Top of Input data

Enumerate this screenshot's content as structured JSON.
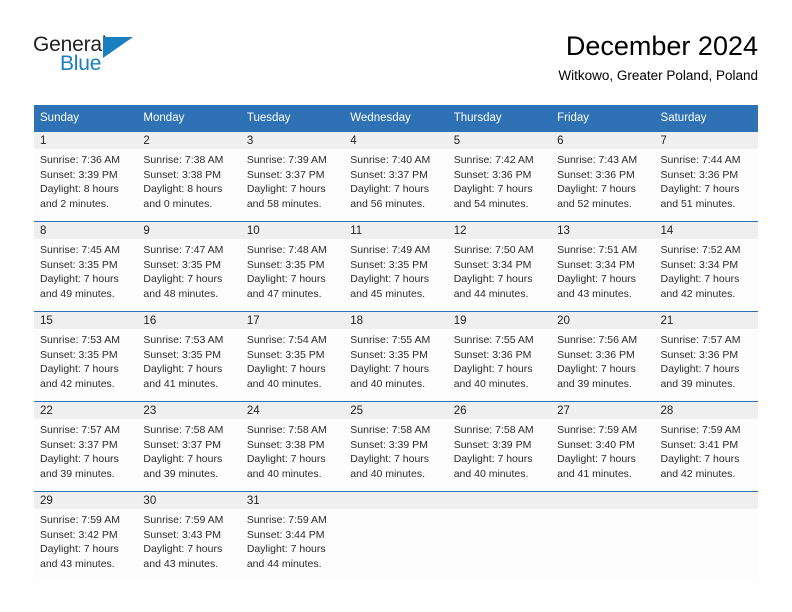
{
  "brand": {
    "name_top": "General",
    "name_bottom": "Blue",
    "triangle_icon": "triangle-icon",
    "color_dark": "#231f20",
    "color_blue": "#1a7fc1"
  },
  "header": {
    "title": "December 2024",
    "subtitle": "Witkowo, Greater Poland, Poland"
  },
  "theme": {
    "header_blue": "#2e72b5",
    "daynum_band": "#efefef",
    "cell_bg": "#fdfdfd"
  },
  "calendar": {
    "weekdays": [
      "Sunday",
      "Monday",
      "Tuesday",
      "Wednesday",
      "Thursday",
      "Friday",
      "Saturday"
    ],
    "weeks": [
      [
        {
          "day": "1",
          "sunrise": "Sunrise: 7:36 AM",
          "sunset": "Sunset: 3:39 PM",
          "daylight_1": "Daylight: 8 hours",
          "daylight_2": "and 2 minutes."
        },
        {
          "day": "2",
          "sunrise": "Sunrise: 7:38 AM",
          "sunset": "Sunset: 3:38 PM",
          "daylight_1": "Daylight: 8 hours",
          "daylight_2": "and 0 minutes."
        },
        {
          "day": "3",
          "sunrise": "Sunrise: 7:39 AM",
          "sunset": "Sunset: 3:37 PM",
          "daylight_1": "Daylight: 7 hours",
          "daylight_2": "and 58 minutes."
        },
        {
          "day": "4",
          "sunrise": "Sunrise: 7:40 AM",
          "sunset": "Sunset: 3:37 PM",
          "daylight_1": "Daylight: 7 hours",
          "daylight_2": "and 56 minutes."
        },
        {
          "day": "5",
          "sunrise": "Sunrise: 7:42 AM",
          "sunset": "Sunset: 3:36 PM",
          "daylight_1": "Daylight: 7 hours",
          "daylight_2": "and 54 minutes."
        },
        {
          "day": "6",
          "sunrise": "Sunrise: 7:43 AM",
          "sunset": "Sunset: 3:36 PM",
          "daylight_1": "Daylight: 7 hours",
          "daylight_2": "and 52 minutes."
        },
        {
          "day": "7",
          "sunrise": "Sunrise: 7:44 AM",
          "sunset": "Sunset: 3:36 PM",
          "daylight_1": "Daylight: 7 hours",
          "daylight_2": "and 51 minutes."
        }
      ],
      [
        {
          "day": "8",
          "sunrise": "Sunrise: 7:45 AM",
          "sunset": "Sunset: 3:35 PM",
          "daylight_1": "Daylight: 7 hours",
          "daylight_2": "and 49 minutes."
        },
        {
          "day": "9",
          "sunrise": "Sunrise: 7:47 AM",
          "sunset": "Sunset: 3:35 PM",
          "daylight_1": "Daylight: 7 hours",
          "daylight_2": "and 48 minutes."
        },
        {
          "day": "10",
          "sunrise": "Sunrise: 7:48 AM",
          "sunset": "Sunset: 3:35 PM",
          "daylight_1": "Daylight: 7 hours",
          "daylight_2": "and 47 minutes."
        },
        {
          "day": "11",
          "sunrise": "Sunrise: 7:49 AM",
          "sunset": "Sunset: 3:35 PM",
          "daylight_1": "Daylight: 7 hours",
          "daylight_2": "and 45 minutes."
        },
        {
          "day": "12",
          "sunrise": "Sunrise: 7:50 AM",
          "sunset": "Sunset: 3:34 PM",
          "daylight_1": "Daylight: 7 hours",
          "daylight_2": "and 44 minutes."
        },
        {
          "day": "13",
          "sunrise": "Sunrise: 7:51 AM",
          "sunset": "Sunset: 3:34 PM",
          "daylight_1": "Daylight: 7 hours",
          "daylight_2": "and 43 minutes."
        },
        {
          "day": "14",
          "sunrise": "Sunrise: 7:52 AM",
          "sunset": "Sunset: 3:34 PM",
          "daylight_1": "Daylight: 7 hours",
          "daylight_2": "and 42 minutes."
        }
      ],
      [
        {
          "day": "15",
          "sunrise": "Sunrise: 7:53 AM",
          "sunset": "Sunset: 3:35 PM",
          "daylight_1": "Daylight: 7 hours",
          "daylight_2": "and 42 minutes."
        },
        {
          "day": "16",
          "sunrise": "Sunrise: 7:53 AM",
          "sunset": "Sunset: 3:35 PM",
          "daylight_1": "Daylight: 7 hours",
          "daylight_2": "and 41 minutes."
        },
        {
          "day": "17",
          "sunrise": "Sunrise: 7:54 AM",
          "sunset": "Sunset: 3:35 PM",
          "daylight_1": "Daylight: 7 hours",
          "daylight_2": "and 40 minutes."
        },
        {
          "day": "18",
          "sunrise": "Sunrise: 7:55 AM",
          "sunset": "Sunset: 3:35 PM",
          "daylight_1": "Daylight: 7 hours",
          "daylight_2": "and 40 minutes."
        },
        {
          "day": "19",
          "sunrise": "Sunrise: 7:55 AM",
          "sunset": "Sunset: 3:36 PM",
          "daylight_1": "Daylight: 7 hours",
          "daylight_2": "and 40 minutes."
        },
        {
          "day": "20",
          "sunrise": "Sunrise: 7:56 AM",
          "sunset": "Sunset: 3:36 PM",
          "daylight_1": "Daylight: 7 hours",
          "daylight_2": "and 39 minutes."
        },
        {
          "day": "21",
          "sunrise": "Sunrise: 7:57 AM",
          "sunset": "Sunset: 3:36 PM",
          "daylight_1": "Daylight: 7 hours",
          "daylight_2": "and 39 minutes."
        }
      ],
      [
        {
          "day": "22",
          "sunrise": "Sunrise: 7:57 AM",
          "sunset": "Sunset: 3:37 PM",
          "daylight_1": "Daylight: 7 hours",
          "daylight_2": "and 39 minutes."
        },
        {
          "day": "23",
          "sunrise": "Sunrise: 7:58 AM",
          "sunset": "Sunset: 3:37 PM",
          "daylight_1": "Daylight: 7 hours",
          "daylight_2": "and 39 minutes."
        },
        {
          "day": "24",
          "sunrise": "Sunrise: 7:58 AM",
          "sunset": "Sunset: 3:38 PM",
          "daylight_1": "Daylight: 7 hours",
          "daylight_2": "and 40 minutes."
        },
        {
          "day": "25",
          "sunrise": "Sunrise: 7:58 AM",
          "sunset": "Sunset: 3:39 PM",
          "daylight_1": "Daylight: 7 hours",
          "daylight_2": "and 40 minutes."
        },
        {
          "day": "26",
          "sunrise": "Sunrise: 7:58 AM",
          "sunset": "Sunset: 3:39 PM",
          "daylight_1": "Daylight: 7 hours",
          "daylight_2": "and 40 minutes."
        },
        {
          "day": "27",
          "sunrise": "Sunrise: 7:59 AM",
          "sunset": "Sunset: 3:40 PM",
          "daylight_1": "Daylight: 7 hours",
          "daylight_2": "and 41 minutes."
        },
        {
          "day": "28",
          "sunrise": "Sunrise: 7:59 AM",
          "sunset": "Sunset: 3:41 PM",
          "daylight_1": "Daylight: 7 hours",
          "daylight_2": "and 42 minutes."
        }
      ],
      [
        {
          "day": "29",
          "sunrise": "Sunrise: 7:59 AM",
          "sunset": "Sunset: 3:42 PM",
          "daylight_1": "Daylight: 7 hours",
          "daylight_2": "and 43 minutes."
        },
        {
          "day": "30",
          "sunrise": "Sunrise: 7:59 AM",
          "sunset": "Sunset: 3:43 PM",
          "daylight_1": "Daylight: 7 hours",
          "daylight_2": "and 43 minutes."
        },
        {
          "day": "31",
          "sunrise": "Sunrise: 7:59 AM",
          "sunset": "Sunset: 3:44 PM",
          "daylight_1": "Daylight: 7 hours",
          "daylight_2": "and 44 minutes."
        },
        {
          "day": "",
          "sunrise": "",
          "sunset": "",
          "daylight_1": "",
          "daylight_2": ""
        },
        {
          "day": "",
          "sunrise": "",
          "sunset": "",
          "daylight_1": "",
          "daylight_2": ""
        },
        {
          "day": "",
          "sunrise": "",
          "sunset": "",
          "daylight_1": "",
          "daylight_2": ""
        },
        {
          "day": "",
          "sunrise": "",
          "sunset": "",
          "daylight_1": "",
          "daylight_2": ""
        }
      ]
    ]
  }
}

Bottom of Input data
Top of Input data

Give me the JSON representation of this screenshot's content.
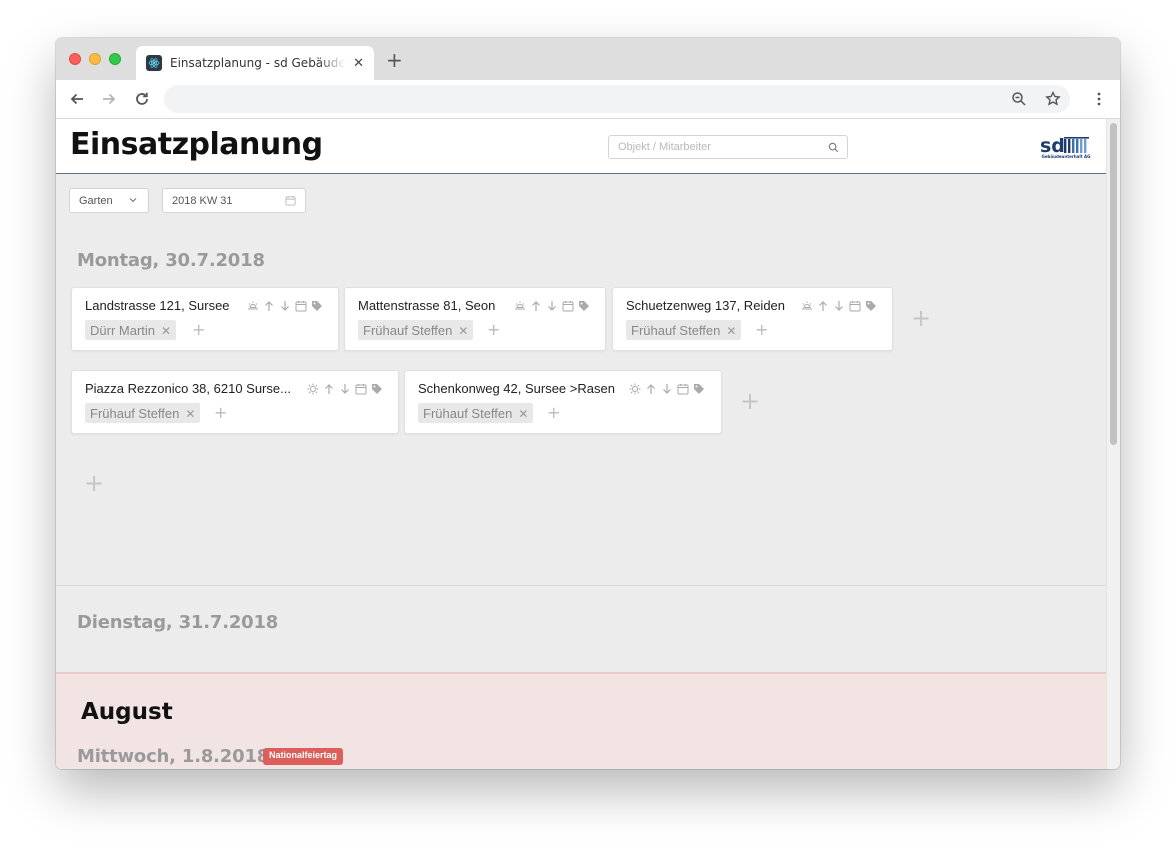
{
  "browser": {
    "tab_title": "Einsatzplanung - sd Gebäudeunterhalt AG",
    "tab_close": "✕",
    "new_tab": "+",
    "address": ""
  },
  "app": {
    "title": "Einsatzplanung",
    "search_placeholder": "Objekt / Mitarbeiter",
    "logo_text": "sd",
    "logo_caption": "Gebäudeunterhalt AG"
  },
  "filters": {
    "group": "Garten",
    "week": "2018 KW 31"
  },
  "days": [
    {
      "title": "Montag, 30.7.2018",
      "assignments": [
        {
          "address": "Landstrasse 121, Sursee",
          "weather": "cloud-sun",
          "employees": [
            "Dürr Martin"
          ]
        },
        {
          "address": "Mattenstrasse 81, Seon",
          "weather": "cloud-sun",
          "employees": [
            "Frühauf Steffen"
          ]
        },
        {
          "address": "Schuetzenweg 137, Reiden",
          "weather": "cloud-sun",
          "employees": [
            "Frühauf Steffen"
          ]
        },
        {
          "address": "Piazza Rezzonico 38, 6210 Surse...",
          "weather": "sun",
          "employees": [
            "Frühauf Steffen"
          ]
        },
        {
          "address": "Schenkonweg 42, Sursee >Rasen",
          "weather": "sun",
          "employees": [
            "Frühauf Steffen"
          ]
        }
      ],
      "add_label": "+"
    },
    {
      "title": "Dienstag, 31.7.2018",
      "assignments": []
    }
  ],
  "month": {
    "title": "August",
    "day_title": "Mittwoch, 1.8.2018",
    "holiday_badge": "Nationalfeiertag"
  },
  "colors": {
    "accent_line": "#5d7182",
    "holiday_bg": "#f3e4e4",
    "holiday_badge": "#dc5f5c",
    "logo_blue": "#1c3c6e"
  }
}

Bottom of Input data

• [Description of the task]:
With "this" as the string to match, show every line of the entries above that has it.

• [Problem solution]:
Enumerate this screenshot's content as structured JSON.
Give me the JSON representation of this screenshot's content.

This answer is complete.